Railroad Earth, All for the Song. You’ve heard of destination weddings; having lost founding member Andy Goessling to cancer a few years ago, the guys in the New Jersey–based Railroad Earth decided they needed a destination recording to shake things up and rejuvenate their music. So, they headed to New Orleans, where they made this wonderful seventh full-length album. You can hear some Big Easy influence in the frequently horn-spiced tracks on All for the Song, and you can also hear a super-talented and inventive Americana band at the peak of its powers. Railroad Earth’s richly textured, rootsy songs draw on elements of rock, jazz, country, folk, bluegrass, and even classical music to communicate a wide range of emotions—everything from heartbreak to joy. The album is every bit as good as somewhat similarly styled sets from better-known bands like Wilco and the Jayhawks.
Asleep at the Wheel, Half a Hundred Years. Someone must have been asleep at the wheel, because this mid-2021 release didn’t reach me until recently. Better late than never. Group prime mover Ray Benson ponders the Western swing–influenced country band’s 50-year history in the title cut of the 19-track album, which includes new versions of some of its best-known songs, such as “Bump Bounce Boogie,” “The Letter That Johnny Walker Read,” “Miles and Miles of Texas,” and “Take Me Back to Tulsa.” Joining in on the fun are a long list of luminous guest artists, such as Lyle Lovett, George Strait, Willie Nelson, Johnny Gimble, and Emmylou Harris. Somewhere, Bob Wills is smiling.

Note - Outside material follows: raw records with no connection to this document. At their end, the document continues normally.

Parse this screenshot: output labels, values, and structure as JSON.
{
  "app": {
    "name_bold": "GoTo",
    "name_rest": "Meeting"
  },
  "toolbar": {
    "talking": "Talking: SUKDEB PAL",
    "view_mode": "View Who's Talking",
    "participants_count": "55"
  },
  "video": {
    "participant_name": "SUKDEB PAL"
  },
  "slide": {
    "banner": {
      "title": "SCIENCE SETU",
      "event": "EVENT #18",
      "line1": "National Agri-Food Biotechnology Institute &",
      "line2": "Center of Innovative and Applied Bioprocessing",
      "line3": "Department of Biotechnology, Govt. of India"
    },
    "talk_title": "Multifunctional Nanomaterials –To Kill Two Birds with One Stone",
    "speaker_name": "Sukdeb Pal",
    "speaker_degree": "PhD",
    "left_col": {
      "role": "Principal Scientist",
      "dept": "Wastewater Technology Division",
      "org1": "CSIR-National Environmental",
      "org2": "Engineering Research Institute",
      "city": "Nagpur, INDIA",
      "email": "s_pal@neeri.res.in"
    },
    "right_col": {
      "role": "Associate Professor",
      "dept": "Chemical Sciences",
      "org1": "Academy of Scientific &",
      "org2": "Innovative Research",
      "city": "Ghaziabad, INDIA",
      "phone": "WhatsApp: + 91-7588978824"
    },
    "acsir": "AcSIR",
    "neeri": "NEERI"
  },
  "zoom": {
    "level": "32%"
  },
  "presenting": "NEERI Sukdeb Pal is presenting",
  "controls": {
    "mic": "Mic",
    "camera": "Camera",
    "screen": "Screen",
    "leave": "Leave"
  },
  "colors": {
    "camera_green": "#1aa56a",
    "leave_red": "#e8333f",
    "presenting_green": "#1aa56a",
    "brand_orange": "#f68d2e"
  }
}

Jeff Burger’s website, byjeffburger.com, contains half a century’s worth of music reviews and commentary. His books include Dylan on Dylan: Interviews and Encounters, Lennon on Lennon: Conversations with John Lennon, Leonard Cohen on Leonard Cohen: Interviews and Encounters, and Springsteen on Springsteen: Interviews, Speeches, and Encounters.